### INSTRUCTIONS TO FOLLOW
Send back the entries exactly as they were given.

### DATA IN THIS EXERCISE
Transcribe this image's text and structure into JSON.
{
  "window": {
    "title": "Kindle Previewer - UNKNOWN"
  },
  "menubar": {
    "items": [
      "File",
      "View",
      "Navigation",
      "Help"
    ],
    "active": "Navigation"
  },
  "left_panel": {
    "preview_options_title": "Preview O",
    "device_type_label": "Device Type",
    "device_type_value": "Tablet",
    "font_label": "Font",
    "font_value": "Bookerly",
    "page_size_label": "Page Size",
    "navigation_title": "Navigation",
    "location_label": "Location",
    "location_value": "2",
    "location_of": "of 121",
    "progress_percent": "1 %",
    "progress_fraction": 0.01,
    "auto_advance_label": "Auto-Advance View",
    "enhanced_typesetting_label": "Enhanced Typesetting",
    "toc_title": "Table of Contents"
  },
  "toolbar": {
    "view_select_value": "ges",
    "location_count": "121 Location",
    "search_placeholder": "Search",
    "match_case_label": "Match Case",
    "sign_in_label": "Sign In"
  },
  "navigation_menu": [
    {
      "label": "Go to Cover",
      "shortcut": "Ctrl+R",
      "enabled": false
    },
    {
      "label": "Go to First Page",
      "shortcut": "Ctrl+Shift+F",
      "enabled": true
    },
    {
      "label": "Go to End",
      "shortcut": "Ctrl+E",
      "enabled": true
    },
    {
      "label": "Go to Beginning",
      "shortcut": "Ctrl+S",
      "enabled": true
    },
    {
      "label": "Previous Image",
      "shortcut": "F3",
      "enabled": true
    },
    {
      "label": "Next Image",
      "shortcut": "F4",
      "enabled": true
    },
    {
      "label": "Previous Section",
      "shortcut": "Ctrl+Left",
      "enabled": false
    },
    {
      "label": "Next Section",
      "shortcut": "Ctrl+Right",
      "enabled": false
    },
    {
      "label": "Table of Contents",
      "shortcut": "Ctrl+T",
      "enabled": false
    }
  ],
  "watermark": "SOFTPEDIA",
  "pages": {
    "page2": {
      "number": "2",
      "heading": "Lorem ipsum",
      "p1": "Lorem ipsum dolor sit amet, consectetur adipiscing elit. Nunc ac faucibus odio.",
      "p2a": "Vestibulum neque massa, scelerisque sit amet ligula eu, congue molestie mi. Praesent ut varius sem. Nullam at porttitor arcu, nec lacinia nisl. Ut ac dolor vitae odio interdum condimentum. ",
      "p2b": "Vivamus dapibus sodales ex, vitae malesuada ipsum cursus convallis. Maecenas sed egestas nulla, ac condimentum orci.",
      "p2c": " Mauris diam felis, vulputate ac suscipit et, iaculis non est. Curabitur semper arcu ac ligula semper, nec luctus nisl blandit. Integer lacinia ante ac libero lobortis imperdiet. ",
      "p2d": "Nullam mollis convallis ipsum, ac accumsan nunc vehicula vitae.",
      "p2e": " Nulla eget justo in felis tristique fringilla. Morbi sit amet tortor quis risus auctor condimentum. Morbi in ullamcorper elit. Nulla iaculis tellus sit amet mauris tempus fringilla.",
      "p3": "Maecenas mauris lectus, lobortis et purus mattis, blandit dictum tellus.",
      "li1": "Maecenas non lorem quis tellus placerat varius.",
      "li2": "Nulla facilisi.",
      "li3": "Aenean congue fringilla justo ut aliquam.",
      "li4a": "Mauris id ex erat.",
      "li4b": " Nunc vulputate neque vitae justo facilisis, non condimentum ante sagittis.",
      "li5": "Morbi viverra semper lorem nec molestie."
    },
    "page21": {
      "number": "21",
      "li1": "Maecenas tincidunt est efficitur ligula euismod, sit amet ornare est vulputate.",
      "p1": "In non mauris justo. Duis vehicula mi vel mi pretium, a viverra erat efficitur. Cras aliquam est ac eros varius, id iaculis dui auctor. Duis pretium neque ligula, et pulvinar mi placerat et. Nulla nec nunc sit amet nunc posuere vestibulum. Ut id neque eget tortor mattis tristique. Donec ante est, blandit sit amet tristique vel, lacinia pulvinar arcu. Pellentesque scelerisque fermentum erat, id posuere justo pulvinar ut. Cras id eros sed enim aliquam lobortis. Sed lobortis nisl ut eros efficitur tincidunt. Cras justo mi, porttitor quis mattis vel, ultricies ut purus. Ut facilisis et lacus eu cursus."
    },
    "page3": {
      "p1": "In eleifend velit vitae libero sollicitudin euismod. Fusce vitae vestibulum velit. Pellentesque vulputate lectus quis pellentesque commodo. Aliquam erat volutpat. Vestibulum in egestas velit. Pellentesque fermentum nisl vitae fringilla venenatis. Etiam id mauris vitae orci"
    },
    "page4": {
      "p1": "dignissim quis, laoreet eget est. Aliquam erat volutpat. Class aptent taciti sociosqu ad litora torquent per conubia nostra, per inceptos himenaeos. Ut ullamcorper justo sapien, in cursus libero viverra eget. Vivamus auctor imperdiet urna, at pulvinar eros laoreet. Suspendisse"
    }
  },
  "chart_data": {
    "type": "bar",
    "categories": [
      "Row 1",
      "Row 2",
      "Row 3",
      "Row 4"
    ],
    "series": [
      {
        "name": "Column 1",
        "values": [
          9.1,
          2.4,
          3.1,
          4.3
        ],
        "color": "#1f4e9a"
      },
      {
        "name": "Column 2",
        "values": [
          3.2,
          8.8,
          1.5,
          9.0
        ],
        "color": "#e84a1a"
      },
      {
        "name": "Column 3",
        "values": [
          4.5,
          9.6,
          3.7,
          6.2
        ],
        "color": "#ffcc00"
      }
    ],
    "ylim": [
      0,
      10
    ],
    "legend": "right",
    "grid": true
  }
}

### RESPONSE AREA
Transcribe this image's text and structure into JSON.
{
  "window": {
    "title": "Kindle Previewer - UNKNOWN"
  },
  "menubar": {
    "items": [
      "File",
      "View",
      "Navigation",
      "Help"
    ],
    "active": "Navigation"
  },
  "left_panel": {
    "preview_options_title": "Preview O",
    "device_type_label": "Device Type",
    "device_type_value": "Tablet",
    "font_label": "Font",
    "font_value": "Bookerly",
    "page_size_label": "Page Size",
    "navigation_title": "Navigation",
    "location_label": "Location",
    "location_value": "2",
    "location_of": "of 121",
    "progress_percent": "1 %",
    "progress_fraction": 0.01,
    "auto_advance_label": "Auto-Advance View",
    "enhanced_typesetting_label": "Enhanced Typesetting",
    "toc_title": "Table of Contents"
  },
  "toolbar": {
    "view_select_value": "ges",
    "location_count": "121 Location",
    "search_placeholder": "Search",
    "match_case_label": "Match Case",
    "sign_in_label": "Sign In"
  },
  "navigation_menu": [
    {
      "label": "Go to Cover",
      "shortcut": "Ctrl+R",
      "enabled": false
    },
    {
      "label": "Go to First Page",
      "shortcut": "Ctrl+Shift+F",
      "enabled": true
    },
    {
      "label": "Go to End",
      "shortcut": "Ctrl+E",
      "enabled": true
    },
    {
      "label": "Go to Beginning",
      "shortcut": "Ctrl+S",
      "enabled": true
    },
    {
      "label": "Previous Image",
      "shortcut": "F3",
      "enabled": true
    },
    {
      "label": "Next Image",
      "shortcut": "F4",
      "enabled": true
    },
    {
      "label": "Previous Section",
      "shortcut": "Ctrl+Left",
      "enabled": false
    },
    {
      "label": "Next Section",
      "shortcut": "Ctrl+Right",
      "enabled": false
    },
    {
      "label": "Table of Contents",
      "shortcut": "Ctrl+T",
      "enabled": false
    }
  ],
  "watermark": "SOFTPEDIA",
  "pages": {
    "page2": {
      "number": "2",
      "heading": "Lorem ipsum",
      "p1": "Lorem ipsum dolor sit amet, consectetur adipiscing elit. Nunc ac faucibus odio.",
      "p2a": "Vestibulum neque massa, scelerisque sit amet ligula eu, congue molestie mi. Praesent ut varius sem. Nullam at porttitor arcu, nec lacinia nisl. Ut ac dolor vitae odio interdum condimentum. ",
      "p2b": "Vivamus dapibus sodales ex, vitae malesuada ipsum cursus convallis. Maecenas sed egestas nulla, ac condimentum orci.",
      "p2c": " Mauris diam felis, vulputate ac suscipit et, iaculis non est. Curabitur semper arcu ac ligula semper, nec luctus nisl blandit. Integer lacinia ante ac libero lobortis imperdiet. ",
      "p2d": "Nullam mollis convallis ipsum, ac accumsan nunc vehicula vitae.",
      "p2e": " Nulla eget justo in felis tristique fringilla. Morbi sit amet tortor quis risus auctor condimentum. Morbi in ullamcorper elit. Nulla iaculis tellus sit amet mauris tempus fringilla.",
      "p3": "Maecenas mauris lectus, lobortis et purus mattis, blandit dictum tellus.",
      "li1": "Maecenas non lorem quis tellus placerat varius.",
      "li2": "Nulla facilisi.",
      "li3": "Aenean congue fringilla justo ut aliquam.",
      "li4a": "Mauris id ex erat.",
      "li4b": " Nunc vulputate neque vitae justo facilisis, non condimentum ante sagittis.",
      "li5": "Morbi viverra semper lorem nec molestie."
    },
    "page21": {
      "number": "21",
      "li1": "Maecenas tincidunt est efficitur ligula euismod, sit amet ornare est vulputate.",
      "p1": "In non mauris justo. Duis vehicula mi vel mi pretium, a viverra erat efficitur. Cras aliquam est ac eros varius, id iaculis dui auctor. Duis pretium neque ligula, et pulvinar mi placerat et. Nulla nec nunc sit amet nunc posuere vestibulum. Ut id neque eget tortor mattis tristique. Donec ante est, blandit sit amet tristique vel, lacinia pulvinar arcu. Pellentesque scelerisque fermentum erat, id posuere justo pulvinar ut. Cras id eros sed enim aliquam lobortis. Sed lobortis nisl ut eros efficitur tincidunt. Cras justo mi, porttitor quis mattis vel, ultricies ut purus. Ut facilisis et lacus eu cursus."
    },
    "page3": {
      "p1": "In eleifend velit vitae libero sollicitudin euismod. Fusce vitae vestibulum velit. Pellentesque vulputate lectus quis pellentesque commodo. Aliquam erat volutpat. Vestibulum in egestas velit. Pellentesque fermentum nisl vitae fringilla venenatis. Etiam id mauris vitae orci"
    },
    "page4": {
      "p1": "dignissim quis, laoreet eget est. Aliquam erat volutpat. Class aptent taciti sociosqu ad litora torquent per conubia nostra, per inceptos himenaeos. Ut ullamcorper justo sapien, in cursus libero viverra eget. Vivamus auctor imperdiet urna, at pulvinar eros laoreet. Suspendisse"
    }
  },
  "chart_data": {
    "type": "bar",
    "categories": [
      "Row 1",
      "Row 2",
      "Row 3",
      "Row 4"
    ],
    "series": [
      {
        "name": "Column 1",
        "values": [
          9.1,
          2.4,
          3.1,
          4.3
        ],
        "color": "#1f4e9a"
      },
      {
        "name": "Column 2",
        "values": [
          3.2,
          8.8,
          1.5,
          9.0
        ],
        "color": "#e84a1a"
      },
      {
        "name": "Column 3",
        "values": [
          4.5,
          9.6,
          3.7,
          6.2
        ],
        "color": "#ffcc00"
      }
    ],
    "ylim": [
      0,
      10
    ],
    "legend": "right",
    "grid": true
  }
}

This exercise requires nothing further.